The Russian defense ministry believed that they’d capture the entire country in short order with a blitzkrieg type of operation. They thought they’d capture Kyiv quickly replacing the Ukrainian government with more of the proxies as they installed in the puppet “People’s Republics” in the separatist-held areas.
Poor planning, training, and terrible logistics doomed that plan to failure. Tactically they were a mess, as junior officers and NCOs were given no freedom of making decisions forcing senior officers (Colonels and Generals), to lead attacks. Ukrainian forces quickly recognized that Russian forces didn’t have secure communications and zeroed their artillery on command and control centers, killing many senior officers, which further threw the offensive into disarray.

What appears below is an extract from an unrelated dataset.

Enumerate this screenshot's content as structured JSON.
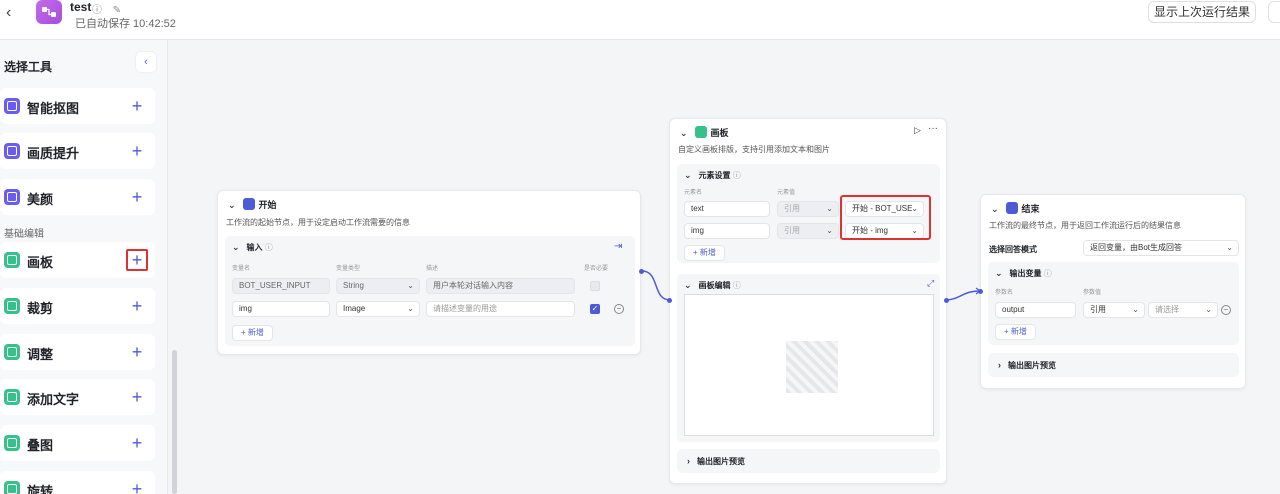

Likewise, the terrible assumption that the Ukrainian people would welcome Russian troops with open arms was an awful…and costly mistake. Russian troops were ill-prepared for what followed. Logistical logjams stretched for miles, and the Russians had no plan of protection for those. Air-to-ground operations were poorly coordinated. The vaunted Russian air force still hasn’t attained air superiority over Ukraine. Most airstrikes are launched from Russian, or Belarussian airspace.
But after the overly-ambitious blitzkrieg failed, the Russians adapted some of their tactics and have shortened their lines of communication and supply, and are focusing on the southern and eastern areas of Ukraine.
Russia’s War Of Attrition:
In a piece posted on the Department of Defense’s website, it spelled out Russia’s goals and how they will probably proceed on attaining them.
“We’re not going to tell the Ukrainians how to negotiate, what to negotiate and when to negotiate,” said Colin H. Kahl, the undersecretary of defense for policy. Kahl says that the Russian tactic of a grinding, attritional approach is basically an artillery war. They mass their artillery similar to what they did in the Second World War and pound the Ukrainian positions, including civilians and civilian infrastructure to weaken the resolve of the defenders.
He mentioned the US’s sending of M-777 long-range howitzers as an answer to the Russian artillery, giving the Ukraine military a much-needed stand-off ability. But the numbers of the artillery even with Germany and others sending 155mm artillery pieces just aren’t there. The Russians have a tremendous advantage in both numbers of artillery pieces and ammunition.
One defense analyst said that Russia’s strategy is more akin to World War I tactics than modern warfare of rapid movement of troops. They gained only about 100 meters a day for most of the past month.
“Russia’s strategy is a First World War approach of breaking your opponents. It could work – there is some evidence that Ukrainian morale is a problem,” the unnamed analyst said.
Putin and Russia have targeted the coal and steel-producing Donbas to boost the Russian economy while strangling Ukraine’s ability to use the Black Sea in selling their grain. Their strategy is based on having time and waiting for the West to lose its focus on the Ukrainian issues.
One issue that remains is the economic sanctions levied on Russia. So far, Moscow seems to have weathered the storm fairly easily. However, Kahl states that are having an effect. “This year will wipe out the last 15 years of economic growth in Russia and the impact of sanctions are only getting started.”
Will the West’s staying power last long enough? Or will they leave Ukraine in a lurch? The Russians are betting they will.
Steve Balestrieri is a 1945 National Security Columnist. He served as a US Army Special Forces NCO and Warrant Officer before injuries forced his early separation. In addition to writing for 19fortyfive.com and other military news organizations, he has covered the NFL for PatsFans.com for over 11 years. His work was regularly featured in the Millbury-Sutton Chronicle and Grafton News newspapers in Massachusetts